Kentucky Derby

John Clay: Mike Repole lives for horse racing

Mike Repole, owner Uncle Mo, kissed trainer Todd Pletcher after their horse won the Juvenile race at the Breeders' Cup on Nov. 6, last year at Churchill Downs.
Mike Repole, owner Uncle Mo, kissed trainer Todd Pletcher after their horse won the Juvenile race at the Breeders' Cup on Nov. 6, last year at Churchill Downs. ASSOCIATED PRESS

LOUISVILLE — Conventional wisdom says a resurgent Uncle Mo reclaiming his superstar status by winning the 137th Kentucky Derby would be good for thoroughbred racing.

We don't have to wait until Saturday to make one determination about Uncle Mo, however: His owner is a very good thing for racing.

Mike Repole is the energetic, enthusiastic, smart, funny, outgoing 42-year-old Long Island millionaire who loves horse racing almost as much as he loves his Mets, and who yesterday stole the press conference show after his two horses, Uncle Mo and Stay Thirsty, worked in the slop at Churchill Downs.

Repole on his trainer, Todd Pletcher: "I only talk to him about 18 hours a day."

Repole on his two probable Derby starters: "In a perfect world they would dead heat and I win two Derbys in one year."

Repole on his prediction that despite his third-place finish in the Wood Memorial, Uncle Mo would be the favorite on Saturday: "If he's not the favorite, then I'll make him the favorite."

So you plan on making a significant investment at the betting window on Saturday?

"I have a significant investment in him already," Repole said. "He needs to make up for the other 82."

Repole isn't some drive-by horse racing guy. He's dreamed of owning a Derby starter since age 13, when he was rooting for the Mets and spending his allowance money at Belmont Park. In 2007, when he and his partners sold Glaceau, the VitaminWater company, to Coca-Cola for a reported $4.1 billion, Repole starting putting serious money into thoroughbreds.

He said Sunday that he spends $3 to 3.5 million per year at the sales.

"My family CFO can't stand the sport," he joked. "But I get the final say, unfortunately."

That doesn't include claiming horses, some he has even claimed with Pletcher, the nation's top trainer, whose name isn't exactly connected to many claimers.

"Now that I've taught him how to fill out a claiming slip," Repole said.

The two make a terrific odd-couple team. Pletcher is the sober, serious-minded trainer from Texas who plays it close to the vest. Repole is the talkative New Yorker who wants to have fun and bust your chops, but is serious about the game.

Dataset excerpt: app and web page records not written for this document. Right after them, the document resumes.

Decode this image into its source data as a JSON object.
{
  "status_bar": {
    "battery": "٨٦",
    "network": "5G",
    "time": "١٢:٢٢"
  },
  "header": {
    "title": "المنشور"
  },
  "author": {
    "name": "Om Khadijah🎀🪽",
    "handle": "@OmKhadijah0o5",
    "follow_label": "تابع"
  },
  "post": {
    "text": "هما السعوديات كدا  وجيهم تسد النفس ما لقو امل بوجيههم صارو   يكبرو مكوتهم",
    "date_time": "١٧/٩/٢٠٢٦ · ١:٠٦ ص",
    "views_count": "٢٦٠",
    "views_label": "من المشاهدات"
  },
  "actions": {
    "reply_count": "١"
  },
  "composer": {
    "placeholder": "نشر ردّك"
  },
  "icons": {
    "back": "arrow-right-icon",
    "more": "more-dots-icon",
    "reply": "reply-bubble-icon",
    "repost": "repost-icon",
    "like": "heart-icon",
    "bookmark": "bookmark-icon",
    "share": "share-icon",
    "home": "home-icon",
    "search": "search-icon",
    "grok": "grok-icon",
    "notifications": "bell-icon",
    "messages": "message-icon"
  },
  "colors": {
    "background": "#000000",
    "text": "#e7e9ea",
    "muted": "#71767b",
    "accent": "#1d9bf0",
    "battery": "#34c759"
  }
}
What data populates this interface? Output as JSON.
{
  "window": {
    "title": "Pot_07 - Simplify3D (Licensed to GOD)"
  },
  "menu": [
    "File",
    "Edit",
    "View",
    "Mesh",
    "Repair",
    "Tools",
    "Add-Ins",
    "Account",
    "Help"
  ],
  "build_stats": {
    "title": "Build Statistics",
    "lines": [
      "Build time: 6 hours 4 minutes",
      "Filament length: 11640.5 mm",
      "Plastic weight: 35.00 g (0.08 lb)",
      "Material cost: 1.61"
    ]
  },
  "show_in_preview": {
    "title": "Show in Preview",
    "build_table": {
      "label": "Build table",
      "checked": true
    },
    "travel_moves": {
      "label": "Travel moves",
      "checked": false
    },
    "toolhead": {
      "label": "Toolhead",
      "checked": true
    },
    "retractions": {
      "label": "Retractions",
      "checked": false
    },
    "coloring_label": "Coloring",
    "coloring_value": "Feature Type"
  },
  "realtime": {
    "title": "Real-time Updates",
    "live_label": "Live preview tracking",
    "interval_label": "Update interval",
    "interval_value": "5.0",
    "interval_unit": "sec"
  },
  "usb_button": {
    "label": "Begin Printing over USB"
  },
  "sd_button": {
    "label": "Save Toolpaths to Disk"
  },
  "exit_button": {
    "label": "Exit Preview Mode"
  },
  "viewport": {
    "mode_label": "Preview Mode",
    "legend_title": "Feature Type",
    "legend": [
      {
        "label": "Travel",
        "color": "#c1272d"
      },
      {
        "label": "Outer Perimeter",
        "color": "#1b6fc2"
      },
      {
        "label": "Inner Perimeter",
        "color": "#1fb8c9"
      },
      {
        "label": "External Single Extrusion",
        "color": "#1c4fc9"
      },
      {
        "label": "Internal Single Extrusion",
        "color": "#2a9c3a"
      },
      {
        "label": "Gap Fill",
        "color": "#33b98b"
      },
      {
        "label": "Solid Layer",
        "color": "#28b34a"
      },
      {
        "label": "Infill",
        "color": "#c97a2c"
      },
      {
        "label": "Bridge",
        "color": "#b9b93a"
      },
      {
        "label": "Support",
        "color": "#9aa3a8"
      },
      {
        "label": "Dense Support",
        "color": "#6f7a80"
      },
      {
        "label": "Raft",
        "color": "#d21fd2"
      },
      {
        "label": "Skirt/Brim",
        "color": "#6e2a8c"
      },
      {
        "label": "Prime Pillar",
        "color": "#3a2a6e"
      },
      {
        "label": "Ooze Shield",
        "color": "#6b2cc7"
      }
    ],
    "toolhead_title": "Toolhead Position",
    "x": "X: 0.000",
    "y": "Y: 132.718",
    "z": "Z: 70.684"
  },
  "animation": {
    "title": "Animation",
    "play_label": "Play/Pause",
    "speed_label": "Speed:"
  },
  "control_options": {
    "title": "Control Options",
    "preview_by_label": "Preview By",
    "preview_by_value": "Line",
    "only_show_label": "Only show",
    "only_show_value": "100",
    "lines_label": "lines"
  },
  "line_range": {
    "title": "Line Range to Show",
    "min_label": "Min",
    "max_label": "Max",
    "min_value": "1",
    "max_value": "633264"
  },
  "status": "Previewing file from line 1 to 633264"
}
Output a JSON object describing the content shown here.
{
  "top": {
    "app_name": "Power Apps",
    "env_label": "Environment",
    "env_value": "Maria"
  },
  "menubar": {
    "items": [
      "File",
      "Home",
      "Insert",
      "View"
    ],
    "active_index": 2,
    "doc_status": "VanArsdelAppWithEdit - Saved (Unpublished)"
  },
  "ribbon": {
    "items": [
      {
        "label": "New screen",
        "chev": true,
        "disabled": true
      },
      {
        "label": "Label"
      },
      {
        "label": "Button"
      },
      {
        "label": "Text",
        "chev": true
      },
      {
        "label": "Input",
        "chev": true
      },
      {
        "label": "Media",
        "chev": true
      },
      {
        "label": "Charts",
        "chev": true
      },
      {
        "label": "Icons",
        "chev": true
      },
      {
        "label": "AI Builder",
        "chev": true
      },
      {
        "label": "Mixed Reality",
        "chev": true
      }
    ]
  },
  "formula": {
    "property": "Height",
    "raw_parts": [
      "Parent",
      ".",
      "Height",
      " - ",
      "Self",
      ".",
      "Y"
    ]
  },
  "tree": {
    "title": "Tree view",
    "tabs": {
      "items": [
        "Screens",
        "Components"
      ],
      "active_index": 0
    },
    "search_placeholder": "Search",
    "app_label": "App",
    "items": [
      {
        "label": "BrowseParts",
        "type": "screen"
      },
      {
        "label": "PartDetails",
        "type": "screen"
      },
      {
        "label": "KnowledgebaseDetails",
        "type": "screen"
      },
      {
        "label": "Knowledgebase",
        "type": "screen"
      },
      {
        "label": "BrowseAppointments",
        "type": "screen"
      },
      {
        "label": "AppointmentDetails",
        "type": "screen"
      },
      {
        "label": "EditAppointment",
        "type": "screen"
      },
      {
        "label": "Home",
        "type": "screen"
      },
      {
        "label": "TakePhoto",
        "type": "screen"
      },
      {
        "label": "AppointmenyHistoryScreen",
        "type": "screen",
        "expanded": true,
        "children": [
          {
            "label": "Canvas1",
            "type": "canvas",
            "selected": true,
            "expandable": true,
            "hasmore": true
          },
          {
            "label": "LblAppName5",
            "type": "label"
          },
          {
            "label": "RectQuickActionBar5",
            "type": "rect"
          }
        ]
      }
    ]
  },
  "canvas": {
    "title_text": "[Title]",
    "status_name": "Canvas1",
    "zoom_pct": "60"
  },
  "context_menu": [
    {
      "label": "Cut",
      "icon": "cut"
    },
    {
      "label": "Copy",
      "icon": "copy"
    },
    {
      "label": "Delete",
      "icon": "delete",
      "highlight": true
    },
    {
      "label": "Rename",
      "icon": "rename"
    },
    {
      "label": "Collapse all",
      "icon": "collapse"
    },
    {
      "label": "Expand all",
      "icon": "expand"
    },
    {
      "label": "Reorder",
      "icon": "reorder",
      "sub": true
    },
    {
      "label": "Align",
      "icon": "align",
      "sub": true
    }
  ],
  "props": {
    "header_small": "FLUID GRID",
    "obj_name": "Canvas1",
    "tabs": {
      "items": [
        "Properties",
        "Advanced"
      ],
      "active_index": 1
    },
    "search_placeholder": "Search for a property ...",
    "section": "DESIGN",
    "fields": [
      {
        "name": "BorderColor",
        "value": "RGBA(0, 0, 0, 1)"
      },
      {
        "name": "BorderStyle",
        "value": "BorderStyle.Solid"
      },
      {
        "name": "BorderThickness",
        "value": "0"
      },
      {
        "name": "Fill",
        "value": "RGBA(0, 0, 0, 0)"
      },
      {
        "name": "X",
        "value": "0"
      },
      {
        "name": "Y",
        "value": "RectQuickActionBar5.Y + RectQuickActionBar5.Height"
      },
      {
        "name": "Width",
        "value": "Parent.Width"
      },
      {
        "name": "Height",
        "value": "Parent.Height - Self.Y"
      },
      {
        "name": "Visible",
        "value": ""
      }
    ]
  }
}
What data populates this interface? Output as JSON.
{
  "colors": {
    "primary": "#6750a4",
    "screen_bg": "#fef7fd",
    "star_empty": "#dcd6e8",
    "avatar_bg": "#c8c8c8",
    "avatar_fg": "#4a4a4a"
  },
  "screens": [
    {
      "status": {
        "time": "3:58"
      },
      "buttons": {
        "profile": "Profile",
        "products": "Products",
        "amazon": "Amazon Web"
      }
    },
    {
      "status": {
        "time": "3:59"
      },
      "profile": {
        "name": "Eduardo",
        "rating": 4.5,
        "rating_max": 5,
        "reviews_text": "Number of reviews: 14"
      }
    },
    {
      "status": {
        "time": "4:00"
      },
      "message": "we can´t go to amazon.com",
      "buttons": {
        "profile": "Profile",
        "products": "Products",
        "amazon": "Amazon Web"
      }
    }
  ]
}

"If Uncle Mo doesn't win anything or if he wins the Triple Crown, I want to be in this game for the next 60 years," Repole said. "I don't want to be one of those guys who comes in and spends $10 million and finds out that it would be cheaper and more exciting to buy a yacht."

How often do Repole and Pletcher talk?

"That's two questions," said Repole. "How many times do I call? And how many times does he pick up."

"I get about four to five calls a day," said Pletcher, smiling. "When he says he needs two minutes, that's 40. If he doesn't start by saying two minutes, then it's a lot more."

There have been many calls since Uncle Mo was so disappointing in the Wood and was later diagnosed with a gastrointestinal infection. Pletcher said Sunday that all systems are go for a Saturday start. He also said his stablemate, Repole's Stay Thirsty, turned in his best work.

So what will Repole do with himself the rest of the week?

"I'll come out here in the morning, then come back for the 10:30 feed, come back for the 4:30 feed. I'm going to be the nightwatchman at night," he said. "I'll spend time at some great restaurants here. The one."


"I went to — is it Jeff or Jack Ruby's?" he said. "I guess it's Jeff, I think Jack killed somebody. It's Jeff's, so I'll be going there a lot."

Mainly, he's just keeping his fingers crossed that his two horses will be in the starting gate for the Kentucky Derby.

"If these horses come in 19th and 20th, but they get to start," said Repole, "I'm going to be happy man."

"I will not," cracked Pletcher.

"What's the difference between 1-for-28 and 1-for-30," shot back Repole, referencing Pletcher's Derby record. "It's not going to lower your percentage that much, right."

The room was filled with the laughter of people having a good time.

Now that's what horse racing needs.